TASK REQUIREMENTS >> Scan the records for the string "subtitle" and state how many lines contain it, using the number alone.

[[ DATA IN THIS EXERCISE open ]]

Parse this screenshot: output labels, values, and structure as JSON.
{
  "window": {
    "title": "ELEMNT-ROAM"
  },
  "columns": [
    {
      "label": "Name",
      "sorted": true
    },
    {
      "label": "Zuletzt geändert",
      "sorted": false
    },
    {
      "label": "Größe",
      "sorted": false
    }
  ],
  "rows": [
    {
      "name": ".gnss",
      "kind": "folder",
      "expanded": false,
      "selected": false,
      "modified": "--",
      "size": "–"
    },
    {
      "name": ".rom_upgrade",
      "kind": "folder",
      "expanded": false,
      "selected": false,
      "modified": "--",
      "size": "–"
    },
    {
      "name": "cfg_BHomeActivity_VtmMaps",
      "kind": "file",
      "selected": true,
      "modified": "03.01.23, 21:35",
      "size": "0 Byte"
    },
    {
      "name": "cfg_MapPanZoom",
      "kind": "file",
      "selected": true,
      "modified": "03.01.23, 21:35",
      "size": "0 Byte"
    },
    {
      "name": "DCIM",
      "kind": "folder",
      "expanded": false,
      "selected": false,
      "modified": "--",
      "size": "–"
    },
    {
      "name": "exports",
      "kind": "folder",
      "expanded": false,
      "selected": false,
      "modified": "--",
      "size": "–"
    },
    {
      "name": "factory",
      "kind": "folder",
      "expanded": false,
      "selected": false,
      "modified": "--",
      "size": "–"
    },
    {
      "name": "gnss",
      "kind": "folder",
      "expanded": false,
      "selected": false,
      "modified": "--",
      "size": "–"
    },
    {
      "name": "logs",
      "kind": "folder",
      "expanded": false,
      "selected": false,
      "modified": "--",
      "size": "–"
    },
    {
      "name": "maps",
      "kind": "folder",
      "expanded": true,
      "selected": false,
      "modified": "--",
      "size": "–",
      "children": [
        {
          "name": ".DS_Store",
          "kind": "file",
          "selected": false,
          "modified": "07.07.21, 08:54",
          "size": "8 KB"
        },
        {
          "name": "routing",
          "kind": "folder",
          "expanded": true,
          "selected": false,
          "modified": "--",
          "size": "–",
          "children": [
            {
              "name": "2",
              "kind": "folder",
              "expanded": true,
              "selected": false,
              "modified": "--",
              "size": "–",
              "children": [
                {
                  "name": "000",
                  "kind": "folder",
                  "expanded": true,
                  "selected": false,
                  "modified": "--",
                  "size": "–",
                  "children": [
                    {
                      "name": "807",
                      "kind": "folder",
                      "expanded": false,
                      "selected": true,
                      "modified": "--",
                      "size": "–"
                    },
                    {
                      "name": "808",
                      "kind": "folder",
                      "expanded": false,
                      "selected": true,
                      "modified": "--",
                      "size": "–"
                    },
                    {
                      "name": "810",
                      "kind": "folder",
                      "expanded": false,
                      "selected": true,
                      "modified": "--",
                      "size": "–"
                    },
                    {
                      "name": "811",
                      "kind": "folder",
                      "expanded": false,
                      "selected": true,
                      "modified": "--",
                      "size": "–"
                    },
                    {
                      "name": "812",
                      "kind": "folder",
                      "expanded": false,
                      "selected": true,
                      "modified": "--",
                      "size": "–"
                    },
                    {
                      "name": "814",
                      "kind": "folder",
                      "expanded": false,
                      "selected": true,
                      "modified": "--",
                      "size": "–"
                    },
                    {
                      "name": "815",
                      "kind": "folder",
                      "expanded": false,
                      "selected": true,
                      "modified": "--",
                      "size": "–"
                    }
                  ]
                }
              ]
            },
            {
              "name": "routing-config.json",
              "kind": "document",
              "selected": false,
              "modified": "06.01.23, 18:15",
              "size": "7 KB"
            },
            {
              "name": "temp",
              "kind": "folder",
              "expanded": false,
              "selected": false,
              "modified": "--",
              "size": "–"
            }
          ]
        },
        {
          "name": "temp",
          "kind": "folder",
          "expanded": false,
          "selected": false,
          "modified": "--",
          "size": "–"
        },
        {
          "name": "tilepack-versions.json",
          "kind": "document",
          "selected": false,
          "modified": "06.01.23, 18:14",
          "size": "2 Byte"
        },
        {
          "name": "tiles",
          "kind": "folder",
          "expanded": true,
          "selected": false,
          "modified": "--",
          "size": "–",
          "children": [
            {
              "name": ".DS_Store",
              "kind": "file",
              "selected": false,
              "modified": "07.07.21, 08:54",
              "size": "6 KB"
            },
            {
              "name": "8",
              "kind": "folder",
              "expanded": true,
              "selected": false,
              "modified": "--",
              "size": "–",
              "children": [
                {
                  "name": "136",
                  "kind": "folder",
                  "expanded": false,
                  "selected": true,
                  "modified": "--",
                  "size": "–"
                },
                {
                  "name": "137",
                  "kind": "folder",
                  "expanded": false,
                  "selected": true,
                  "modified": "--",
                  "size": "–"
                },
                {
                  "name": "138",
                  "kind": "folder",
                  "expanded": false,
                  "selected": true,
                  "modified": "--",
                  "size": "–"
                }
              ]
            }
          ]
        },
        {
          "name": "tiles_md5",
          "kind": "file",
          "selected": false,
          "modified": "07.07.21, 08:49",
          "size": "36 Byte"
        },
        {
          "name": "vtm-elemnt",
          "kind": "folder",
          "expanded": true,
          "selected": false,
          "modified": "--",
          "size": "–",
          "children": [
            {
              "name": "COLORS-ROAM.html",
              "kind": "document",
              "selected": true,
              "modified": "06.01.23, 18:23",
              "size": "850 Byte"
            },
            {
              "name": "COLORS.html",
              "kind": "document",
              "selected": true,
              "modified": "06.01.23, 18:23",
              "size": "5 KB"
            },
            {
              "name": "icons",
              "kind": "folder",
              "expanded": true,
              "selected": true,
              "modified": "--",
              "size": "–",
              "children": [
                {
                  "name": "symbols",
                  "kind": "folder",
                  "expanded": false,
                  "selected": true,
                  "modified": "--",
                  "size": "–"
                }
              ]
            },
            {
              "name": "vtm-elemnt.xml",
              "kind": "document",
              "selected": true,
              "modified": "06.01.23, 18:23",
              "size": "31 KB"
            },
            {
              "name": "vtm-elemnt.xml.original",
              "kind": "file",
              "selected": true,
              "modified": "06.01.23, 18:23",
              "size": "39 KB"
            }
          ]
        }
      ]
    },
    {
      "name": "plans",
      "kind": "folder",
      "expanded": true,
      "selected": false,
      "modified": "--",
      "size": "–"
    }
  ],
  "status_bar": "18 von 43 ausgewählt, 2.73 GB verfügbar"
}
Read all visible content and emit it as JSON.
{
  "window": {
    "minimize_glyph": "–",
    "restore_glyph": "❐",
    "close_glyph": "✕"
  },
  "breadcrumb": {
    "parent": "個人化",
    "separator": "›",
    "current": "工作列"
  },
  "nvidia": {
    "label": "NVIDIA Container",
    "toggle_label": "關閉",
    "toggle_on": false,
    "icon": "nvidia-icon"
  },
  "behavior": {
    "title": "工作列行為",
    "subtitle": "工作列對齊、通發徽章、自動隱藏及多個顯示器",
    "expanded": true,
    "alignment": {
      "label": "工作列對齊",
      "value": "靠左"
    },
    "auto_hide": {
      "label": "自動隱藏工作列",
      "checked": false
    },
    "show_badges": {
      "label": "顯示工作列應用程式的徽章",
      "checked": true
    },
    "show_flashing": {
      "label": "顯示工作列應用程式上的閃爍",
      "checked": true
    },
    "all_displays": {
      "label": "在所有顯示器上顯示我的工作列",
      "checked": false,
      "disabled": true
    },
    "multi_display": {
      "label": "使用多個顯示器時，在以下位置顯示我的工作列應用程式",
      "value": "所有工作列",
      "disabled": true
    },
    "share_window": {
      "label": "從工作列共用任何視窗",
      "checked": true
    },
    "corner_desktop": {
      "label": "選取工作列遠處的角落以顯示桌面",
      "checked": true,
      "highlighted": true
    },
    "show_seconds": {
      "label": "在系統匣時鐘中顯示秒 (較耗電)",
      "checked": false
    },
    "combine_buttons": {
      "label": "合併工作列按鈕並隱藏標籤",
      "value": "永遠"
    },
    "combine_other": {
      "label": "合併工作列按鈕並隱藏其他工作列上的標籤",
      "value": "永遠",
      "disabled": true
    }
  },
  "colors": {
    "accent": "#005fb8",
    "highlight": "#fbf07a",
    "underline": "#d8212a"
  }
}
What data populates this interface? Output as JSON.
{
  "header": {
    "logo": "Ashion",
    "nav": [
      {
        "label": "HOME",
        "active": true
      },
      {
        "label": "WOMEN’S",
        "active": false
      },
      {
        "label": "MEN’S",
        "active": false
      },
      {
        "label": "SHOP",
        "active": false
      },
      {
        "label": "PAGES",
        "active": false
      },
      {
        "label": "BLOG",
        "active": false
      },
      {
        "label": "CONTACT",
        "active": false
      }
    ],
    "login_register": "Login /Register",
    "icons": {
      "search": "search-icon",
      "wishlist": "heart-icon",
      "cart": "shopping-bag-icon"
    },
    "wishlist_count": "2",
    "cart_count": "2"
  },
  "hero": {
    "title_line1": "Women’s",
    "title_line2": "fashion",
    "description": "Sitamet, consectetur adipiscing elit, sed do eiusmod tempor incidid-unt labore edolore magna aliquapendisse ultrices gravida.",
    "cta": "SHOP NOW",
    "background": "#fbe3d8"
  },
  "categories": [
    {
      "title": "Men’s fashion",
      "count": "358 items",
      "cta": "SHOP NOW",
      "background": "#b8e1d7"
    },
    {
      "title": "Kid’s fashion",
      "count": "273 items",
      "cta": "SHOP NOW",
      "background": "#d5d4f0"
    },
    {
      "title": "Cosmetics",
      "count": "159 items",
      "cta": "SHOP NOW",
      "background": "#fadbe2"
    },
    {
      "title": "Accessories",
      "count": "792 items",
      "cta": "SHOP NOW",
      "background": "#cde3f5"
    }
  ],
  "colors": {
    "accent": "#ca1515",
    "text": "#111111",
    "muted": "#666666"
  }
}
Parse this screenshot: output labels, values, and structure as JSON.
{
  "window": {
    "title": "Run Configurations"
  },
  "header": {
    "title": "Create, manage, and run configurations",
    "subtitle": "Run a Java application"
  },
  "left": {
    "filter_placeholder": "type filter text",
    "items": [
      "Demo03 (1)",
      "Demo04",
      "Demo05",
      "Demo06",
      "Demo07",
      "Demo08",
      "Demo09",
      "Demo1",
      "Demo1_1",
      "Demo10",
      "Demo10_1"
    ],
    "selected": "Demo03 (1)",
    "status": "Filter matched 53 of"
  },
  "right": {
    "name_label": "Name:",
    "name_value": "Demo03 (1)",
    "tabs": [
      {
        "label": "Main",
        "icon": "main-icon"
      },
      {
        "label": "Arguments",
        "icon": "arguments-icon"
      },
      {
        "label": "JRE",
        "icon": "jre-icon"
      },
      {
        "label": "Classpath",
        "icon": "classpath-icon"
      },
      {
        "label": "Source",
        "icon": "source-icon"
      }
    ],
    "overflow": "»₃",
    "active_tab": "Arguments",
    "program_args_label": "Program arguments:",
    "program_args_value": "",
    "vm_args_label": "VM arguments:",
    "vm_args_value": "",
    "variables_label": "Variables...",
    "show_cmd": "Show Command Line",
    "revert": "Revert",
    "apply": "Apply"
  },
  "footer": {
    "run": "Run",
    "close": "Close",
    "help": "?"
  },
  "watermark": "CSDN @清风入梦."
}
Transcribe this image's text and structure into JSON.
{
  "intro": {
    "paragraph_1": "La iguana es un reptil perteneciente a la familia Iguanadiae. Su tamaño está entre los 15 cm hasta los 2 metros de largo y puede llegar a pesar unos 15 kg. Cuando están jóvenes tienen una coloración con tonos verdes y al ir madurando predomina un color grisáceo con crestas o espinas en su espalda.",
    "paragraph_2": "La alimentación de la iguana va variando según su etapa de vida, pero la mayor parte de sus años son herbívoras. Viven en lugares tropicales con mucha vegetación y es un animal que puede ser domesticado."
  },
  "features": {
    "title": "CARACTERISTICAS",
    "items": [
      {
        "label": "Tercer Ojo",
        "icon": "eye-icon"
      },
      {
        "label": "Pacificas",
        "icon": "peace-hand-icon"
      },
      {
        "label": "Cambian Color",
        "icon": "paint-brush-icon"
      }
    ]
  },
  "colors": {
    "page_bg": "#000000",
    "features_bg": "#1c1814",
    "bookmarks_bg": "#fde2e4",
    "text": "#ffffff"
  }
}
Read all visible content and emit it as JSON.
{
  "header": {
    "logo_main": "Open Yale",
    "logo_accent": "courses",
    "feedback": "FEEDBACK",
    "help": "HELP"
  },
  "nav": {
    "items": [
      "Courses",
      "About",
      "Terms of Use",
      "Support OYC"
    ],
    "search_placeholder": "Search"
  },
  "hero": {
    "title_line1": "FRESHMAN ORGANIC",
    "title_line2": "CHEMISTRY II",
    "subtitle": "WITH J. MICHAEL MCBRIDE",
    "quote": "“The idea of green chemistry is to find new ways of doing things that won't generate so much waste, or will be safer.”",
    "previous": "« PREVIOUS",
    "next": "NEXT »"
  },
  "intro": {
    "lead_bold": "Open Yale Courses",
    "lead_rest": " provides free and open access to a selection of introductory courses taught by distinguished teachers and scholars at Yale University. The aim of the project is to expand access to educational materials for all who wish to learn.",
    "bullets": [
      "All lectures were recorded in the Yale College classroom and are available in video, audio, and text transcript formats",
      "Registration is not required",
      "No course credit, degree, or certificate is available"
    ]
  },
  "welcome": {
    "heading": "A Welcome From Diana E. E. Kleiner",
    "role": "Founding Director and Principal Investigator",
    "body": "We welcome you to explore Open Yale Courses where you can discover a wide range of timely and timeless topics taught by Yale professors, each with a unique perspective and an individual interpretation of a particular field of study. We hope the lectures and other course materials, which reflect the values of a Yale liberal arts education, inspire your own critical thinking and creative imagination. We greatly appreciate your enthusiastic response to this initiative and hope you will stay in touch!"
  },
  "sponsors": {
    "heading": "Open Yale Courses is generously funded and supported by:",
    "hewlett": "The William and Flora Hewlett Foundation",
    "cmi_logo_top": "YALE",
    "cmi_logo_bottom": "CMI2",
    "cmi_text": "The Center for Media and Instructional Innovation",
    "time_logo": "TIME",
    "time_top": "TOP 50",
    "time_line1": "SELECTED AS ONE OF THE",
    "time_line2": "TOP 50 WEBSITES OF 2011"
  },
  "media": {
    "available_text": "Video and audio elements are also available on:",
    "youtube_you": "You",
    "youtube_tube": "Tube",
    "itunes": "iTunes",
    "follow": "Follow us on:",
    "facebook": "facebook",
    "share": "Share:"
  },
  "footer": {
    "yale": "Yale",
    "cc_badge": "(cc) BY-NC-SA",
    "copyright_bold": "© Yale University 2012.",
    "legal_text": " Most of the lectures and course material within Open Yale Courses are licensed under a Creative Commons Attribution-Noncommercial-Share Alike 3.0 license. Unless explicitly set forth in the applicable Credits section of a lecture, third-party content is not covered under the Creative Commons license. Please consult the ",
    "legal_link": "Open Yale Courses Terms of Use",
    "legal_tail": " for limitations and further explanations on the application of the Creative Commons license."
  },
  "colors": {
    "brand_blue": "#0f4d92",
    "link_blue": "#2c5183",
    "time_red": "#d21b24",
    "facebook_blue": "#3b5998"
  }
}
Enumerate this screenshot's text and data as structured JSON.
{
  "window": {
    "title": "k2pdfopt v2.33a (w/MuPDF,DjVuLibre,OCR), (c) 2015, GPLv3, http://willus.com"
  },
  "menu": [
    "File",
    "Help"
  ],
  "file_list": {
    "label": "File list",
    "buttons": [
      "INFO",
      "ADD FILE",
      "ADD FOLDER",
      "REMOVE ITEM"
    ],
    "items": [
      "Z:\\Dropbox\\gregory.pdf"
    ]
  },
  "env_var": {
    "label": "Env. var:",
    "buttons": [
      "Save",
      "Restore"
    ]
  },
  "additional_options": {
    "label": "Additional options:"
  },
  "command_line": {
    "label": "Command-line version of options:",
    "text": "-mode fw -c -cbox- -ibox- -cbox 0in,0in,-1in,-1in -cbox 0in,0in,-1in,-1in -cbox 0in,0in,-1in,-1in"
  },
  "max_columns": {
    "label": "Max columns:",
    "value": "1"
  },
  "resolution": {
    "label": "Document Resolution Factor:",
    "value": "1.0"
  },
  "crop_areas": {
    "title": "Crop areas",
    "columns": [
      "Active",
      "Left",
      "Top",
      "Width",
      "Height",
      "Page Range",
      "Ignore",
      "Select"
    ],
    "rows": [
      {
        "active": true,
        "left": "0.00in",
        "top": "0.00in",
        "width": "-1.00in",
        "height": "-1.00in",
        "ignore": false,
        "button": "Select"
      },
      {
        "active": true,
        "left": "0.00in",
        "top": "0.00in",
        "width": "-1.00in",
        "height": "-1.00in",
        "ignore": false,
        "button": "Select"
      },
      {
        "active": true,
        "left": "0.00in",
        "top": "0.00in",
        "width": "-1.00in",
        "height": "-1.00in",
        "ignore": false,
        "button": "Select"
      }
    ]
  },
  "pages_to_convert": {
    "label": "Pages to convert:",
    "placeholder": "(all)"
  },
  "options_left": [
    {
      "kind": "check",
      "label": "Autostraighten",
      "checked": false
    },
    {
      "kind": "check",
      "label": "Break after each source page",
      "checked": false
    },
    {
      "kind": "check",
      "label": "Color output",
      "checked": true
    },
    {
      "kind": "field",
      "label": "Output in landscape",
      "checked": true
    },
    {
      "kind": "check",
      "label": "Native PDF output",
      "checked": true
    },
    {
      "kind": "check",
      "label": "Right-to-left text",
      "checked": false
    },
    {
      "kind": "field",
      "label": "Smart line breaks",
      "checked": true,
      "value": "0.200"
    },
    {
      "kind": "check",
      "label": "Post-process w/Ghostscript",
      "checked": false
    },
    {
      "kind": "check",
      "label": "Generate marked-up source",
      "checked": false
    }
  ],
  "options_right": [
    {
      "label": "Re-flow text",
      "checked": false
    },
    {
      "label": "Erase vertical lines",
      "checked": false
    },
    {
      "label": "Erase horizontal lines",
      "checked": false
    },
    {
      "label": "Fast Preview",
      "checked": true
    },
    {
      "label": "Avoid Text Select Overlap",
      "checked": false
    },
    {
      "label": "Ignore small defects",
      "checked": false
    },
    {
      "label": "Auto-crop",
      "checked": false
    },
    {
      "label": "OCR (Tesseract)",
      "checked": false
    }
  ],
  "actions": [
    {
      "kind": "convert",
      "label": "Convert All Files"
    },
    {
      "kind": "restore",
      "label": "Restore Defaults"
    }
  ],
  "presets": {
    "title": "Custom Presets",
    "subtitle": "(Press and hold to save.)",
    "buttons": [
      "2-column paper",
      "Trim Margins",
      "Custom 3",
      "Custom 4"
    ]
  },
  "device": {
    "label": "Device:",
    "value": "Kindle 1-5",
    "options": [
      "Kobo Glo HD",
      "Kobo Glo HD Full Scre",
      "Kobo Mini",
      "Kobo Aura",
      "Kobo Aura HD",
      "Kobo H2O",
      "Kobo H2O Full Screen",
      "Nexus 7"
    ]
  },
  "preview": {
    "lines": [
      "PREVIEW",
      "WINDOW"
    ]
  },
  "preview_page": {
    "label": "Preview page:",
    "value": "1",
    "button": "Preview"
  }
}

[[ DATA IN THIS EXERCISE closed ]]

WRITTEN RESPONSE >> 4